WORK TASK: Scan the data, and whenever a line contains "perfetto", copy it.

(Items from an interface collection)
########

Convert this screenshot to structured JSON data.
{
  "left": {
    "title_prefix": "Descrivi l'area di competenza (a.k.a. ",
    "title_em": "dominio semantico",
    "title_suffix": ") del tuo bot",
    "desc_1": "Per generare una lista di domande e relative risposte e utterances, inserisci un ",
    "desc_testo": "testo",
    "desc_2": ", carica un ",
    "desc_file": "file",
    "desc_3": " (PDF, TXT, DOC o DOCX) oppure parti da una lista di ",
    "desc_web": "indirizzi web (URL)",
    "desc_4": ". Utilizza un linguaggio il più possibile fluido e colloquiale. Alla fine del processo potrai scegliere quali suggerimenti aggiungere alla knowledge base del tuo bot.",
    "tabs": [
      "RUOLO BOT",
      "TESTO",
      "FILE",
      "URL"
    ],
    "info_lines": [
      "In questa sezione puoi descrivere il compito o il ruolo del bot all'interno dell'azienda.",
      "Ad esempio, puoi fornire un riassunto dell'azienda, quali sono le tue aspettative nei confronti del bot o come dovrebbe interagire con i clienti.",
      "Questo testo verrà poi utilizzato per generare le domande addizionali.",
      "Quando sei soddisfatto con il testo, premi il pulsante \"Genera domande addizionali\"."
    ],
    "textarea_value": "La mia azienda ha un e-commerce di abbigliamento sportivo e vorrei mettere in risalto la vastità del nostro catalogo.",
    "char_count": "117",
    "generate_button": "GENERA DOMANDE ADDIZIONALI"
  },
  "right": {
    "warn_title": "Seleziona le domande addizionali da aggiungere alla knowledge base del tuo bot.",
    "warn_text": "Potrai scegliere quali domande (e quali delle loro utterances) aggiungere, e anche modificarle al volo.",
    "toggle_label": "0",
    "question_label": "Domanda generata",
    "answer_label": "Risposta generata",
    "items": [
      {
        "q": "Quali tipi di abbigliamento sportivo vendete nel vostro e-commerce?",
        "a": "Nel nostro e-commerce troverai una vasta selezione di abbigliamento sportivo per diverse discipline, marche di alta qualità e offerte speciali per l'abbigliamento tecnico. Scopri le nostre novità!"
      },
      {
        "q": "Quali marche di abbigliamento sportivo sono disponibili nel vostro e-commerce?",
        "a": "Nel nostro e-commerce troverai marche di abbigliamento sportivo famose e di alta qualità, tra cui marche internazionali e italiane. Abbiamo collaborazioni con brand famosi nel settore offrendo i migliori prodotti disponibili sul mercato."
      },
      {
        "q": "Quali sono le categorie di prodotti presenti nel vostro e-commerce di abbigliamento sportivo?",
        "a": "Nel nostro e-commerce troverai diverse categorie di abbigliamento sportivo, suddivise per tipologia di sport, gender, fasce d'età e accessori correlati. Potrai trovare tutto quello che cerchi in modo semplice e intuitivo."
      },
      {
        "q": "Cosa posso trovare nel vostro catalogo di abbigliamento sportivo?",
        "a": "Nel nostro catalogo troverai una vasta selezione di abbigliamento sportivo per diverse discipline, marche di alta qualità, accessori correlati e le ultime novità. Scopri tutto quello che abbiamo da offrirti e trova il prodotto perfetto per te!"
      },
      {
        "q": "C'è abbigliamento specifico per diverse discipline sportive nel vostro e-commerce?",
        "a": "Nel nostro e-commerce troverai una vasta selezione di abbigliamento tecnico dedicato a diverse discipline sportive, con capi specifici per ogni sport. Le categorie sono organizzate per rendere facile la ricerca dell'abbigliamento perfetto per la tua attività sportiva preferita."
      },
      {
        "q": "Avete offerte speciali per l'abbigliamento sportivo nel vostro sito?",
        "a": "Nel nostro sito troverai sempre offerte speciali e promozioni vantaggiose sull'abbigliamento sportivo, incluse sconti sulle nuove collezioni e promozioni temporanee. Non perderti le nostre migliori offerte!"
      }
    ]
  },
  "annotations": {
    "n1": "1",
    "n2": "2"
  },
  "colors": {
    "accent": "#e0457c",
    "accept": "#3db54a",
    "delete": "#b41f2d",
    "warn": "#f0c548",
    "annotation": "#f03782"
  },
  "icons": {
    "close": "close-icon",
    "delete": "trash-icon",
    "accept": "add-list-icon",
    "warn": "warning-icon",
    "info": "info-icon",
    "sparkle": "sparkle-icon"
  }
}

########

TASK RESULT:
        "a": "Nel nostro catalogo troverai una vasta selezione di abbigliamento sportivo per diverse discipline, marche di alta qualità, accessori correlati e le ultime novità. Scopri tutto quello che abbiamo da offrirti e trova il prodotto perfetto per te!"
        "a": "Nel nostro e-commerce troverai una vasta selezione di abbigliamento tecnico dedicato a diverse discipline sportive, con capi specifici per ogni sport. Le categorie sono organizzate per rendere facile la ricerca dell'abbigliamento perfetto per la tua attività sportiva preferita."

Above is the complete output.